Neuroprosthetic interfaces require light-weighted and power-optimized systems that combine acquisition and stimulation together with a computational unit capable to perform on-line analysis for closed-loop control. Here, we present an ultra-compact and low-power system able to acquire from 32 channels and stimulate independently using both current and voltage. The system has been validated in vivo for rats in the recording of spontaneous and evoked potentials and peripheral nerve stimulation, and it was tested to reproduce the muscular activity involved in gait.

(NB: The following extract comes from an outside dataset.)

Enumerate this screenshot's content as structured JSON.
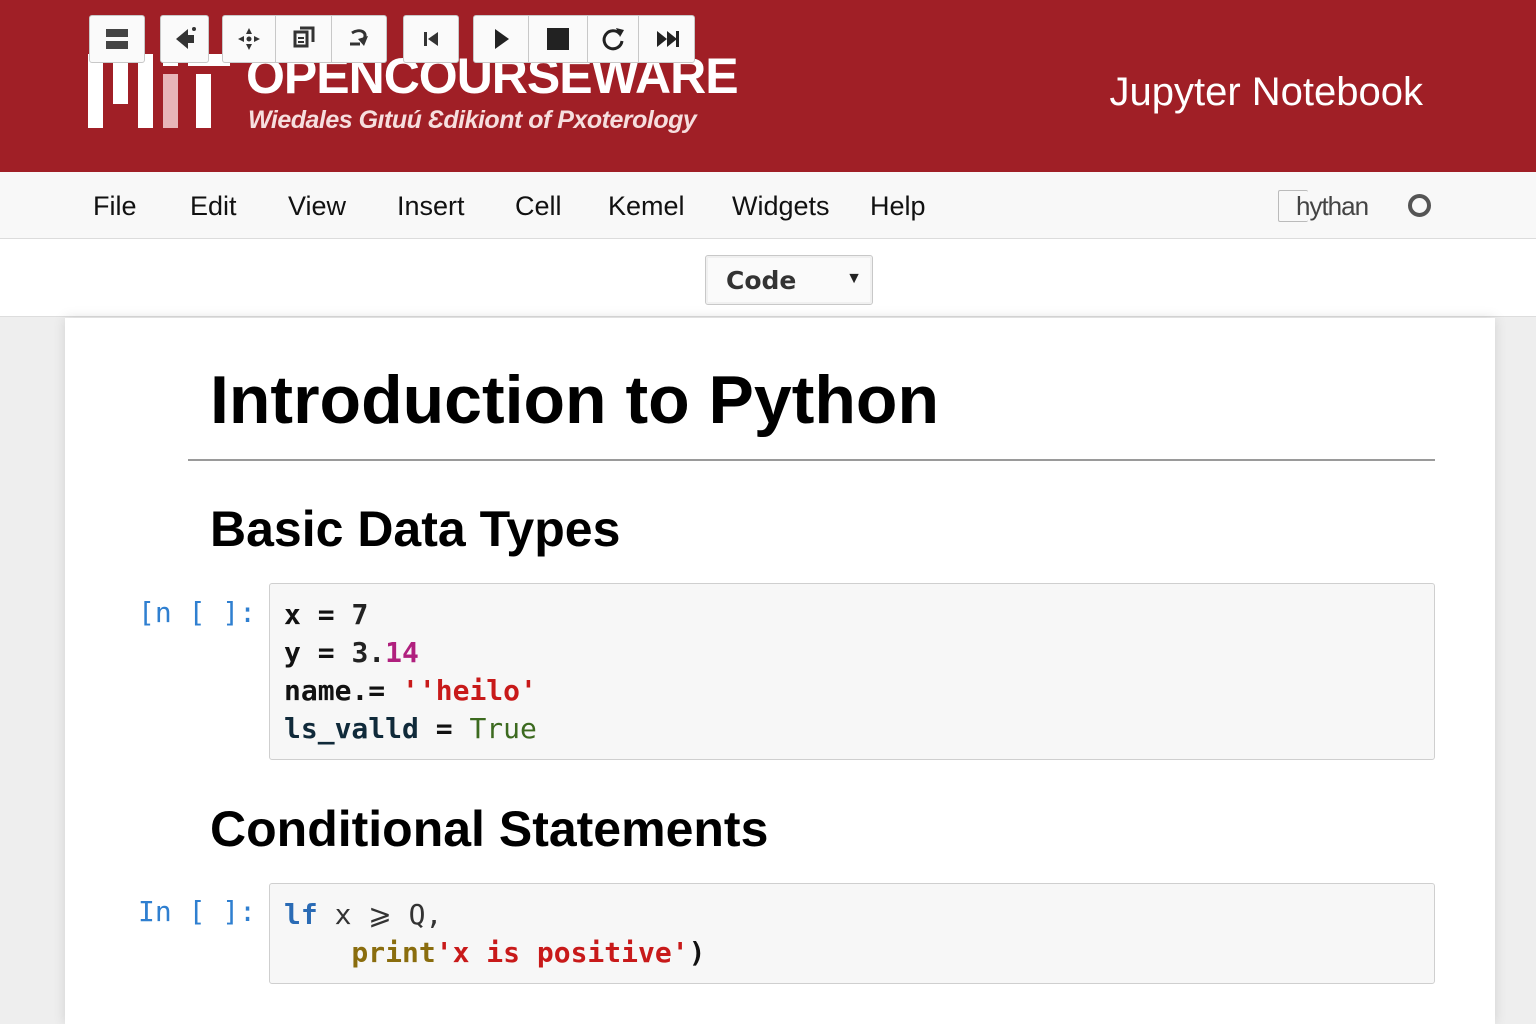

This device has potential application in long-term clinical therapies for the restoration of limb control and it can become a development platform for closed loop algorithms in neuromuscular interfaces.
11 Sep 2017
International Conference on Artificial Neural Networks